Don’t be alarmed if you get a small belly in the process of gaining weight. We can get rid of that later. Fat is easy to put on and easy to take off. You simply need to diet down. If gaining weight is your goal, just go after gaining weight for the next six months. We can take care of that excess body fat later, after you’ve built a strong foundation of muscle.
How Much Weight Gain Is Enough?
So you’ve been filling out nicely for a few months, but now you’re wondering when enough weight is enough.
According to Matt, if your waist is larger than 40″ you’ve definitely gained too much weight, and you probably now have a huge Santa belly. Reduce those calories significantly to reduce that body fat.
If you’re a shorter guy, and your waist stays around 32″-36″ and you’re still gaining weight, that means you’re putting on muscle mass rather than fat, and you’ve still got room to put on some more weight.
If you’re a taller guy and your waist stays around 35″-38″ and you’re still gaining weight, you can keep working to increase your weight.
If your waist gets above those numbers, you’re starting to get too fat and you need to dial back the calories a bit.
If you’re looking for a hard benchmark on weight to shoot for, according to Rip, “An adult male weighs at least 200 pounds.” So there’s that.
But ultimately whether you’ve gained enough weight is about how you feel. If you look in the mirror and feel like you’re in a good place and you’re feeling healthy and strong, then you’ve gained enough weight.

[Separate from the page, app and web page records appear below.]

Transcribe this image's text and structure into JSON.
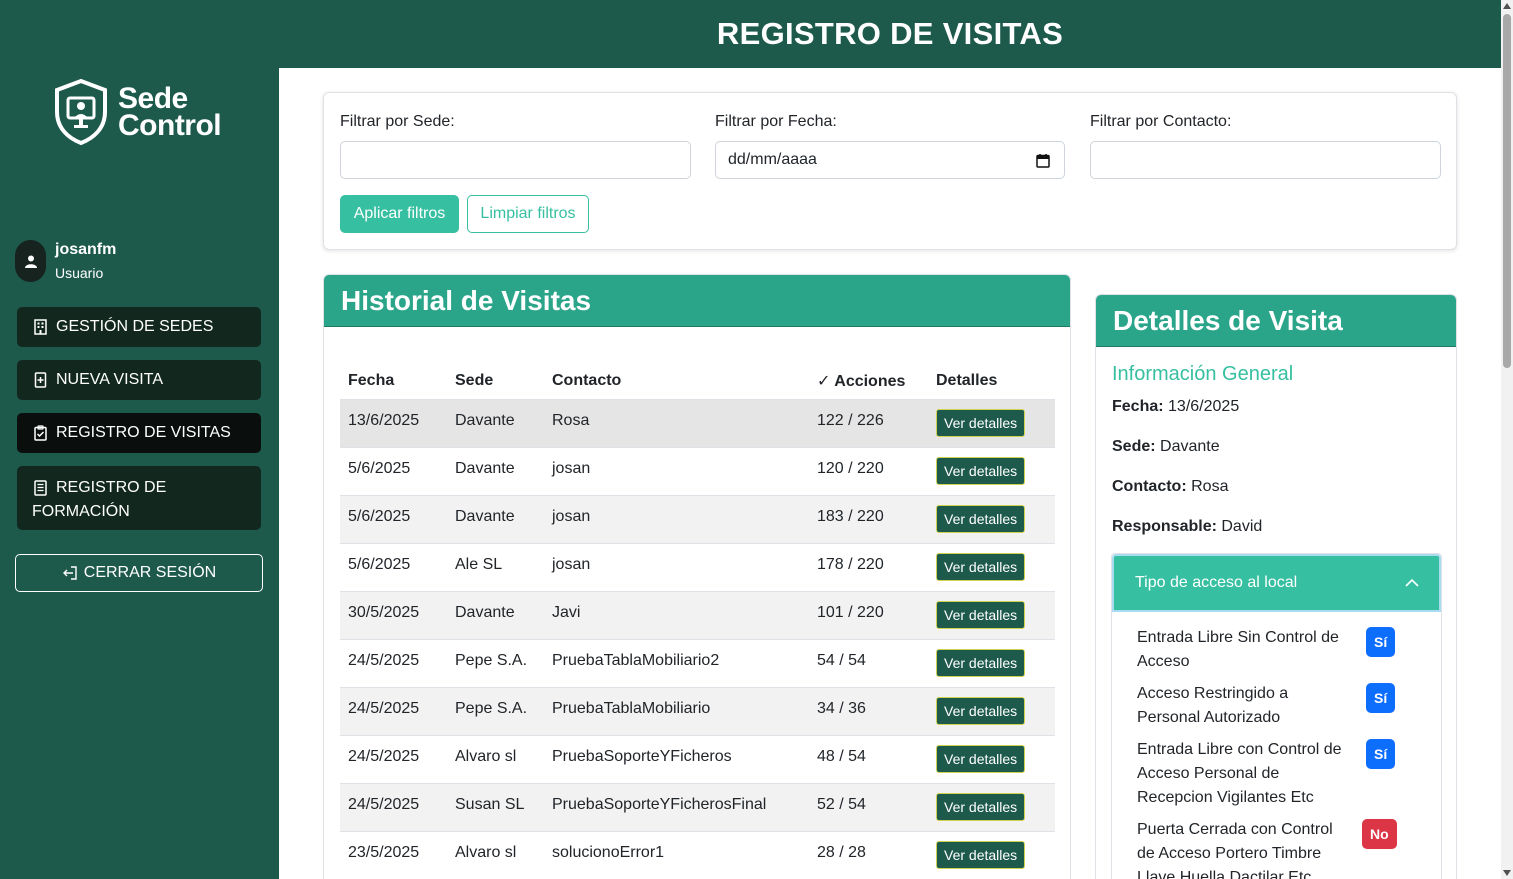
{
  "app": {
    "logo_line1": "Sede",
    "logo_line2": "Control",
    "user_name": "josanfm",
    "user_role": "Usuario",
    "page_title": "REGISTRO DE VISITAS"
  },
  "sidebar": {
    "items": [
      {
        "label": "GESTIÓN DE SEDES",
        "icon": "building-icon"
      },
      {
        "label": "NUEVA VISITA",
        "icon": "file-plus-icon"
      },
      {
        "label": "REGISTRO DE VISITAS",
        "icon": "clipboard-icon",
        "active": true
      },
      {
        "label": "REGISTRO DE FORMACIÓN",
        "icon": "list-document-icon"
      }
    ],
    "logout_label": "CERRAR SESIÓN"
  },
  "filters": {
    "sede_label": "Filtrar por Sede:",
    "fecha_label": "Filtrar por Fecha:",
    "fecha_placeholder": "dd/mm/aaaa",
    "contacto_label": "Filtrar por Contacto:",
    "apply_label": "Aplicar filtros",
    "clear_label": "Limpiar filtros"
  },
  "history": {
    "title": "Historial de Visitas",
    "columns": [
      "Fecha",
      "Sede",
      "Contacto",
      "✓ Acciones",
      "Detalles"
    ],
    "details_label": "Ver detalles",
    "rows": [
      {
        "fecha": "13/6/2025",
        "sede": "Davante",
        "contacto": "Rosa",
        "acciones": "122 / 226"
      },
      {
        "fecha": "5/6/2025",
        "sede": "Davante",
        "contacto": "josan",
        "acciones": "120 / 220"
      },
      {
        "fecha": "5/6/2025",
        "sede": "Davante",
        "contacto": "josan",
        "acciones": "183 / 220"
      },
      {
        "fecha": "5/6/2025",
        "sede": "Ale SL",
        "contacto": "josan",
        "acciones": "178 / 220"
      },
      {
        "fecha": "30/5/2025",
        "sede": "Davante",
        "contacto": "Javi",
        "acciones": "101 / 220"
      },
      {
        "fecha": "24/5/2025",
        "sede": "Pepe S.A.",
        "contacto": "PruebaTablaMobiliario2",
        "acciones": "54 / 54"
      },
      {
        "fecha": "24/5/2025",
        "sede": "Pepe S.A.",
        "contacto": "PruebaTablaMobiliario",
        "acciones": "34 / 36"
      },
      {
        "fecha": "24/5/2025",
        "sede": "Alvaro sl",
        "contacto": "PruebaSoporteYFicheros",
        "acciones": "48 / 54"
      },
      {
        "fecha": "24/5/2025",
        "sede": "Susan SL",
        "contacto": "PruebaSoporteYFicherosFinal",
        "acciones": "52 / 54"
      },
      {
        "fecha": "23/5/2025",
        "sede": "Alvaro sl",
        "contacto": "solucionoError1",
        "acciones": "28 / 28"
      }
    ]
  },
  "details": {
    "title": "Detalles de Visita",
    "section_title": "Información General",
    "fecha_label": "Fecha:",
    "fecha_value": "13/6/2025",
    "sede_label": "Sede:",
    "sede_value": "Davante",
    "contacto_label": "Contacto:",
    "contacto_value": "Rosa",
    "responsable_label": "Responsable:",
    "responsable_value": "David",
    "accordion_title": "Tipo de acceso al local",
    "access_items": [
      {
        "text": "Entrada Libre Sin Control de Acceso",
        "value": "Sí"
      },
      {
        "text": "Acceso Restringido a Personal Autorizado",
        "value": "Sí"
      },
      {
        "text": "Entrada Libre con Control de Acceso Personal de Recepcion Vigilantes Etc",
        "value": "Sí"
      },
      {
        "text": "Puerta Cerrada con Control de Acceso Portero Timbre Llave Huella Dactilar Etc",
        "value": "No"
      }
    ]
  },
  "colors": {
    "sidebar_bg": "#1e5a4c",
    "accent": "#36bfa0",
    "card_header": "#2aa58a",
    "badge_yes": "#0d6efd",
    "badge_no": "#dc3545"
  }
}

Now train hard and eat harder and you’ll soon be able to tell that sand-kicker what’s what.